T2 - A View From Europe

AU - Symon, Gillian

AU - Cassell, Catherine

PY - 2016/12/29

Y1 - 2016/12/29

N2 - Pratt and Bonaccio's (2016) article is oriented to the position of qualitative research in U.S. industrial–organizational (I-O) psychology, although brief reference is made to innovations in the UK psychology field. As European work and organizational (W/O) psychologists who have championed the use of qualitative research in our field for the last 25 years, we share Pratt and Bonaccio's concerns about the lack of qualitative research in what are described as the “top” I-O psychology journals, and we agree that this situation is detrimental to the development of the discipline in many ways (see Cassell & Symon, 2006, for further discussion). Here we want to present a European perspective on this issue, which sheds some light on why qualitative research may be more accepted in European W/O psychology but also highlights the power relations that tend, even in Europe, to maintain it in a rather second rate position. Our intention is to engage in a process of mutual learning across the American and European situations.
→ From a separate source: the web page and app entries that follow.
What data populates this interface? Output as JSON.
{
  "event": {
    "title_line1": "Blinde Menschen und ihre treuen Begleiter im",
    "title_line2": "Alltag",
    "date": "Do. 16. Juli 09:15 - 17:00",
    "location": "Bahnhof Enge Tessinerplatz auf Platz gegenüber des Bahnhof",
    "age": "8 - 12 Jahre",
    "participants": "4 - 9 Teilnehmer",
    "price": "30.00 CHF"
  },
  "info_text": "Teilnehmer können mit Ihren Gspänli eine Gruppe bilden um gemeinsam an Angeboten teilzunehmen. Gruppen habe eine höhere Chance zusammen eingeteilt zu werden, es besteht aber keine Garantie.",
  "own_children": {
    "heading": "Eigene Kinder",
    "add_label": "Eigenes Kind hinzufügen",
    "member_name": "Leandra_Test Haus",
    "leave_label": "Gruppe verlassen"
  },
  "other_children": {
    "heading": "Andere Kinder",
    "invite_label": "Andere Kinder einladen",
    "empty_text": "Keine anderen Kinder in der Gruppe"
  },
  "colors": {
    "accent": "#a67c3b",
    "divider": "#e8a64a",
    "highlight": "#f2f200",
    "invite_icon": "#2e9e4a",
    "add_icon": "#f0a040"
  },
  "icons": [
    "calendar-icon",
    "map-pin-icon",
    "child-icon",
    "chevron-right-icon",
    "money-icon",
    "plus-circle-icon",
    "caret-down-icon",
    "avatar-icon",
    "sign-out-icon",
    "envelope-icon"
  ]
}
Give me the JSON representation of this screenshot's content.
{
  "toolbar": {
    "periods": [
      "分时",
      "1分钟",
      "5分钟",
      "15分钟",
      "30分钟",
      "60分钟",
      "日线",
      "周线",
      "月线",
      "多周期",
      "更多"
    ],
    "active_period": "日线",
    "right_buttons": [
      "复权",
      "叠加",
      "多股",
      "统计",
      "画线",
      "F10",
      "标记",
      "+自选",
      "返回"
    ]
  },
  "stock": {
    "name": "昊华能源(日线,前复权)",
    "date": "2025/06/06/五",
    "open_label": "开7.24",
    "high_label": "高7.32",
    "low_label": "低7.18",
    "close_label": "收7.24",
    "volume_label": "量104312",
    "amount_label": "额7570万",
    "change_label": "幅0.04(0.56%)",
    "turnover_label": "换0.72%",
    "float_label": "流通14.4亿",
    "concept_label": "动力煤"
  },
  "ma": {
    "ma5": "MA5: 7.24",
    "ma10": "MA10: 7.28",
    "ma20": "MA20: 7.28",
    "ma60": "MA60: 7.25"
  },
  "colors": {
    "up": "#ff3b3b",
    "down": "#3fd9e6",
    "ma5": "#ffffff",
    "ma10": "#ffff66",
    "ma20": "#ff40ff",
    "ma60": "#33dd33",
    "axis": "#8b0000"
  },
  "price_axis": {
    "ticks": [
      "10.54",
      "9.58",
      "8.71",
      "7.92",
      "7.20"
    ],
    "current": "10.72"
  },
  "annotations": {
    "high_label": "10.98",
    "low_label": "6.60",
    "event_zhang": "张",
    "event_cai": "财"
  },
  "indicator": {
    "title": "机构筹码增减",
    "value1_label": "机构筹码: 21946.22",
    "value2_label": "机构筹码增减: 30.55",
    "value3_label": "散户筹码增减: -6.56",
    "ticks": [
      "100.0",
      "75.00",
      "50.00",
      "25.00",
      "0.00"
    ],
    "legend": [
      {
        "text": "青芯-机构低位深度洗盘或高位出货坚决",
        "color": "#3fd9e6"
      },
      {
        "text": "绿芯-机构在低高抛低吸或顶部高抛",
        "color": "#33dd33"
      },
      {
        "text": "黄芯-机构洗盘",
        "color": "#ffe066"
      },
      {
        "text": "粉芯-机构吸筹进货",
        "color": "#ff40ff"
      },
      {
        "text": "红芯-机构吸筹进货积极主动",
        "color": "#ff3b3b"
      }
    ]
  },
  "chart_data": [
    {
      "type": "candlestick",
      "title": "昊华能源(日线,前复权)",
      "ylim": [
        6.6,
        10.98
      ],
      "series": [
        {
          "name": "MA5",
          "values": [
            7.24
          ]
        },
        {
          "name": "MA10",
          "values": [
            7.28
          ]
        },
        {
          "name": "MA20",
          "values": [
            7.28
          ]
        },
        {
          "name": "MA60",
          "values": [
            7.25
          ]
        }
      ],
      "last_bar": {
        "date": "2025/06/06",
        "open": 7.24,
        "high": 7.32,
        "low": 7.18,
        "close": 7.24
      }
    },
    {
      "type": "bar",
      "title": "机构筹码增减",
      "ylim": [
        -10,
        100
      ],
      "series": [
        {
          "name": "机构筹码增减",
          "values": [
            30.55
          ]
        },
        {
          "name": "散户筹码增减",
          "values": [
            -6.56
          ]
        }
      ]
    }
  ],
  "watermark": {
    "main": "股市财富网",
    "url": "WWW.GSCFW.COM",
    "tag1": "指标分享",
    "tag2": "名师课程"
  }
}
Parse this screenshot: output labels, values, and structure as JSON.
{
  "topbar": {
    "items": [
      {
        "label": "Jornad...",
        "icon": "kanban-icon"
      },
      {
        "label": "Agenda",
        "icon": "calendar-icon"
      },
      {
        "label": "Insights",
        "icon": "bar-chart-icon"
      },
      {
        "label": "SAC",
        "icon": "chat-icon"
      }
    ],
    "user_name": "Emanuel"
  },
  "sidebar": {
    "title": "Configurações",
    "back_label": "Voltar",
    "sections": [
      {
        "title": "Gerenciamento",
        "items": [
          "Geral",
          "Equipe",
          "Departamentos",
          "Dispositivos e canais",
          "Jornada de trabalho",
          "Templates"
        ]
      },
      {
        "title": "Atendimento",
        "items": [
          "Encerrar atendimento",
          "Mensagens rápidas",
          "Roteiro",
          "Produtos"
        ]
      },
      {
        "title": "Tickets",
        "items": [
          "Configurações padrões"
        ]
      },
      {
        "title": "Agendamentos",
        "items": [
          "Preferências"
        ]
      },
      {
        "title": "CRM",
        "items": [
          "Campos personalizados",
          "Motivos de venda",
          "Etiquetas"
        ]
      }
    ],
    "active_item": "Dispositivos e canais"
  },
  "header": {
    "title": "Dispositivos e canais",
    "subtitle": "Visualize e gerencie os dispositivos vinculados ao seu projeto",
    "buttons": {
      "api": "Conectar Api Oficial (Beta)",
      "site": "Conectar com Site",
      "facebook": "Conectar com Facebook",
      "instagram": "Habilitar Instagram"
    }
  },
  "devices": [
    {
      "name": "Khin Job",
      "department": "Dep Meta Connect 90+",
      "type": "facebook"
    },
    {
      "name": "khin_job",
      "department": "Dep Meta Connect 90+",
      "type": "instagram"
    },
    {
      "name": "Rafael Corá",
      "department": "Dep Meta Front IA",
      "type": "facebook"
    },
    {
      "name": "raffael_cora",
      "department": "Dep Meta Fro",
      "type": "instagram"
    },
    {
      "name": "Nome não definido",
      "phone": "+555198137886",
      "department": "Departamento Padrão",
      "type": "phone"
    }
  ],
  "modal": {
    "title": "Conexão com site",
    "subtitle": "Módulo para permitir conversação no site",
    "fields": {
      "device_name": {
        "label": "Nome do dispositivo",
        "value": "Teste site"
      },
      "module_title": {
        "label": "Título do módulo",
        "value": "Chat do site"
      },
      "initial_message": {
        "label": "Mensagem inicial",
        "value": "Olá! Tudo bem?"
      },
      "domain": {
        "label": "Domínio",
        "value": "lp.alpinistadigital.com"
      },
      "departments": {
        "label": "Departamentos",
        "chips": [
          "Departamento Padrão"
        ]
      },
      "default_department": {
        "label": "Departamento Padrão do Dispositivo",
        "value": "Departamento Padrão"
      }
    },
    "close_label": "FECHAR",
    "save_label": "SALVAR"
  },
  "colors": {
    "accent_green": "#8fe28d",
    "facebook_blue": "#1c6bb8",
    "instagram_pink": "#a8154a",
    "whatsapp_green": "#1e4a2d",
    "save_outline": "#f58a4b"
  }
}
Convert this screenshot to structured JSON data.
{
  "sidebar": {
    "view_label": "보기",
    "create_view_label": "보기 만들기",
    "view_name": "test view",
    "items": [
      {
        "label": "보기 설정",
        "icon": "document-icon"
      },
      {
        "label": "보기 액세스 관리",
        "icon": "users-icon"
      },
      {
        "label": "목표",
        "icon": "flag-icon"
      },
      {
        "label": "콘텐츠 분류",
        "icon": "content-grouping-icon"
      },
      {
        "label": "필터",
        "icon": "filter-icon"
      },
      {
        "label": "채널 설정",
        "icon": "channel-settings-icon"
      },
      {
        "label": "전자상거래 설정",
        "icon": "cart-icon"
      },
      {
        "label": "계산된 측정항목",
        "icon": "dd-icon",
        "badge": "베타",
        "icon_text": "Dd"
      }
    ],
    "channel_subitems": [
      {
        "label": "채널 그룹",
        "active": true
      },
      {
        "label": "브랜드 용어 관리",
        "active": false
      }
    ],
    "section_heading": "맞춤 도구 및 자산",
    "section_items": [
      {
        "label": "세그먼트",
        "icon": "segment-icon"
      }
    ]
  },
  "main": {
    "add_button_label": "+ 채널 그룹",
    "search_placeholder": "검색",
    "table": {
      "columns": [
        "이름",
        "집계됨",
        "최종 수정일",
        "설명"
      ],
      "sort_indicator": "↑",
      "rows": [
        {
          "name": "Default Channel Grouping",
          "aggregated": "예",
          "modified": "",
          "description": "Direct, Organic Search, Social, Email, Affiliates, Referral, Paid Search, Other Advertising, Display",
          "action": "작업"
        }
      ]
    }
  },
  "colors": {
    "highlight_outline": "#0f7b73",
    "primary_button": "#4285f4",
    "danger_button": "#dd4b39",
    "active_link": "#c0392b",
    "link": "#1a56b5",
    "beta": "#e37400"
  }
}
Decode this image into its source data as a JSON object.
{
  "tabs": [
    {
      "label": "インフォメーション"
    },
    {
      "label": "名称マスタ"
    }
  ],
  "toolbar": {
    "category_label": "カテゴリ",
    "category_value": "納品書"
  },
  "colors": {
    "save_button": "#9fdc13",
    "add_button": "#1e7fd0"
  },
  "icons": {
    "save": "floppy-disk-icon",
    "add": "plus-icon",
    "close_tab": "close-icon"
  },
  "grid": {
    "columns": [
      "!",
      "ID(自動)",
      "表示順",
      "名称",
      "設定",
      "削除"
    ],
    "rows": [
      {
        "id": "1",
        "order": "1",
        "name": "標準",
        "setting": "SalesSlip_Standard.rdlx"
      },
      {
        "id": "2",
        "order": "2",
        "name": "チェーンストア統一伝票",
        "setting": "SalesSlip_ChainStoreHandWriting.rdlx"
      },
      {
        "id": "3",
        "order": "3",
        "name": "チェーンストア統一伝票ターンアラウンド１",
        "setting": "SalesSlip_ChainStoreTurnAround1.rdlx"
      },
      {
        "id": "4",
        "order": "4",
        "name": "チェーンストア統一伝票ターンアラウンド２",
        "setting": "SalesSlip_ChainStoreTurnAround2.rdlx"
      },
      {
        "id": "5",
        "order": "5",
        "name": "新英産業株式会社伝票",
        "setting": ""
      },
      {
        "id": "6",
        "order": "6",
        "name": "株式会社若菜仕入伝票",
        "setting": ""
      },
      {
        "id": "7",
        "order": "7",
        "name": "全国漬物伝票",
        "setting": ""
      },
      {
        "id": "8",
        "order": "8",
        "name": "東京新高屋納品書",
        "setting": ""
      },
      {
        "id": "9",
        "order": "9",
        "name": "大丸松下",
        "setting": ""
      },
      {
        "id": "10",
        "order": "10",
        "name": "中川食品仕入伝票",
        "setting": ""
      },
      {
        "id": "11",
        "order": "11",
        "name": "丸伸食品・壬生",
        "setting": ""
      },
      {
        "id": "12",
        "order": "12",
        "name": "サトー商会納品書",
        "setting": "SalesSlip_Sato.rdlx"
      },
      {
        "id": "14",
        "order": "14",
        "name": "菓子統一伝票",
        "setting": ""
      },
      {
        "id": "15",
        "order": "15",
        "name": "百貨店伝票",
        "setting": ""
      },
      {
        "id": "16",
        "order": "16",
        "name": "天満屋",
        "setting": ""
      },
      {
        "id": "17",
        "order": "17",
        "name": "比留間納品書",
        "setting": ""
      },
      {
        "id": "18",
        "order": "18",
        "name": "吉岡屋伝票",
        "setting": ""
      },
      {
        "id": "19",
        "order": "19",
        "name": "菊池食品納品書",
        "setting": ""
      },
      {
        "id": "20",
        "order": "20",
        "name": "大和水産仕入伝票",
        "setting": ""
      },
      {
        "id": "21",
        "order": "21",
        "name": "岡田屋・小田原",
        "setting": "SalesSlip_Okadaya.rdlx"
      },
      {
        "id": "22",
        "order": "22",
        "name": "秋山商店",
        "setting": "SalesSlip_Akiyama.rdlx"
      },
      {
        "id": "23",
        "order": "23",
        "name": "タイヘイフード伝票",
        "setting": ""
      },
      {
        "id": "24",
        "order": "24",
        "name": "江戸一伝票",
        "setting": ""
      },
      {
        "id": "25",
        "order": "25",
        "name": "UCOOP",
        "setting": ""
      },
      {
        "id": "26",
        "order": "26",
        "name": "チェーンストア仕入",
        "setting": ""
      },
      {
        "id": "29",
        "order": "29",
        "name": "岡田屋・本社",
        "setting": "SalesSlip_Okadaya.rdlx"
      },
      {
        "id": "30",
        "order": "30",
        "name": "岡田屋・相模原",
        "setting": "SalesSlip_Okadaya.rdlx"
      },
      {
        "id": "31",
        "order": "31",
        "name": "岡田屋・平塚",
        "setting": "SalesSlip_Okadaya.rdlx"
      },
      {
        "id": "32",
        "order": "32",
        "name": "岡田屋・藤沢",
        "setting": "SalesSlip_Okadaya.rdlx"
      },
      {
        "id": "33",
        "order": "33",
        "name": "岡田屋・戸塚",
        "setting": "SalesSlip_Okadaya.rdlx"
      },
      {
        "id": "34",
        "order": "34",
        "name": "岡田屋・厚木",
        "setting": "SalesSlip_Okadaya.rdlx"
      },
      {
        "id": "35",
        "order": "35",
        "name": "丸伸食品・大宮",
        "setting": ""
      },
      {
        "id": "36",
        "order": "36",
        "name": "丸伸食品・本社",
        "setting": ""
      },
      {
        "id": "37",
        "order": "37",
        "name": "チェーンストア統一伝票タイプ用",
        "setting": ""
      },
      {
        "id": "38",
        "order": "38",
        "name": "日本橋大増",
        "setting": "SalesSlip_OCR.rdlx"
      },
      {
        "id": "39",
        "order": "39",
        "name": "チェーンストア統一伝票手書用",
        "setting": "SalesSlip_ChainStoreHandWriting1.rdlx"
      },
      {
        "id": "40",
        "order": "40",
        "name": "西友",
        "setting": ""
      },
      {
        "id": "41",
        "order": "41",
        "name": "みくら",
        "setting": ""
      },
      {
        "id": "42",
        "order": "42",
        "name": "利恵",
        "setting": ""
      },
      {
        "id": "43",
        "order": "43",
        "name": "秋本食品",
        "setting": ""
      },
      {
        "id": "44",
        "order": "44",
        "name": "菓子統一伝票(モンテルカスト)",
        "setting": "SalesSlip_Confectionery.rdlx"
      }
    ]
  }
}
AB - Pratt and Bonaccio's (2016) article is oriented to the position of qualitative research in U.S. industrial–organizational (I-O) psychology, although brief reference is made to innovations in the UK psychology field. As European work and organizational (W/O) psychologists who have championed the use of qualitative research in our field for the last 25 years, we share Pratt and Bonaccio's concerns about the lack of qualitative research in what are described as the “top” I-O psychology journals, and we agree that this situation is detrimental to the development of the discipline in many ways (see Cassell & Symon, 2006, for further discussion). Here we want to present a European perspective on this issue, which sheds some light on why qualitative research may be more accepted in European W/O psychology but also highlights the power relations that tend, even in Europe, to maintain it in a rather second rate position. Our intention is to engage in a process of mutual learning across the American and European situations.

KW - I/O psychology; qualitative methods; epistemology, power, europe

U2 - 10.1017/iop.2016.84

DO - 10.1017/iop.2016.84

M3 - Article

VL - 9

SP - 744

EP - 747

JO - Industrial and Organizational Psychology: Perspectives on Science and Practice

JF - Industrial and Organizational Psychology: Perspectives on Science and Practice

SN - 1754-9434

IS - 4

ER -